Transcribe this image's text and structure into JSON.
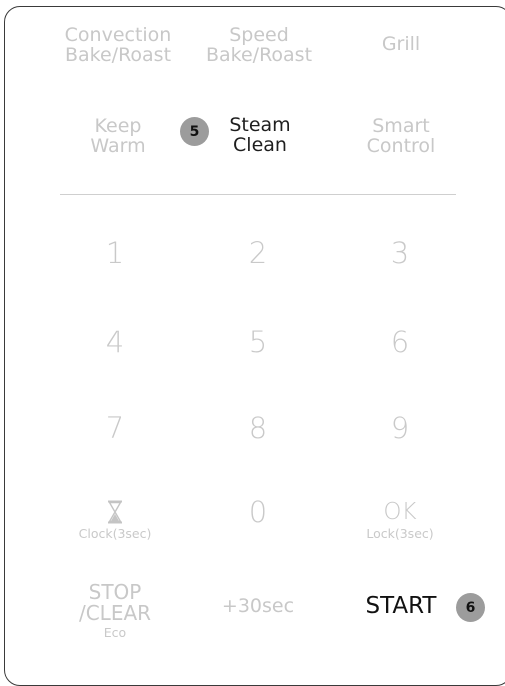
{
  "function_keys": {
    "convection": [
      "Convection",
      "Bake/Roast"
    ],
    "speed": [
      "Speed",
      "Bake/Roast"
    ],
    "grill": "Grill",
    "keep_warm": [
      "Keep",
      "Warm"
    ],
    "steam_clean": [
      "Steam",
      "Clean"
    ],
    "smart_control": [
      "Smart",
      "Control"
    ]
  },
  "badges": {
    "steam_clean": "5",
    "start": "6"
  },
  "number_keys": [
    "1",
    "2",
    "3",
    "4",
    "5",
    "6",
    "7",
    "8",
    "9",
    "0"
  ],
  "clock": {
    "sub": "Clock(3sec)",
    "icon": "hourglass-icon"
  },
  "ok": {
    "label": "OK",
    "sub": "Lock(3sec)"
  },
  "stop": {
    "line1": "STOP",
    "line2": "/CLEAR",
    "sub": "Eco"
  },
  "plus30": "+30sec",
  "start": "START",
  "colors": {
    "active_text": "#1e1e1e",
    "inactive_text": "#c8c8c8",
    "badge_bg": "#9c9c9c"
  }
}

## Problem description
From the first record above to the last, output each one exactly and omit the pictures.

## Answer area
Transcribe this image's text and structure into JSON.
{
  "function_keys": {
    "convection": [
      "Convection",
      "Bake/Roast"
    ],
    "speed": [
      "Speed",
      "Bake/Roast"
    ],
    "grill": "Grill",
    "keep_warm": [
      "Keep",
      "Warm"
    ],
    "steam_clean": [
      "Steam",
      "Clean"
    ],
    "smart_control": [
      "Smart",
      "Control"
    ]
  },
  "badges": {
    "steam_clean": "5",
    "start": "6"
  },
  "number_keys": [
    "1",
    "2",
    "3",
    "4",
    "5",
    "6",
    "7",
    "8",
    "9",
    "0"
  ],
  "clock": {
    "sub": "Clock(3sec)",
    "icon": "hourglass-icon"
  },
  "ok": {
    "label": "OK",
    "sub": "Lock(3sec)"
  },
  "stop": {
    "line1": "STOP",
    "line2": "/CLEAR",
    "sub": "Eco"
  },
  "plus30": "+30sec",
  "start": "START",
  "colors": {
    "active_text": "#1e1e1e",
    "inactive_text": "#c8c8c8",
    "badge_bg": "#9c9c9c"
  }
}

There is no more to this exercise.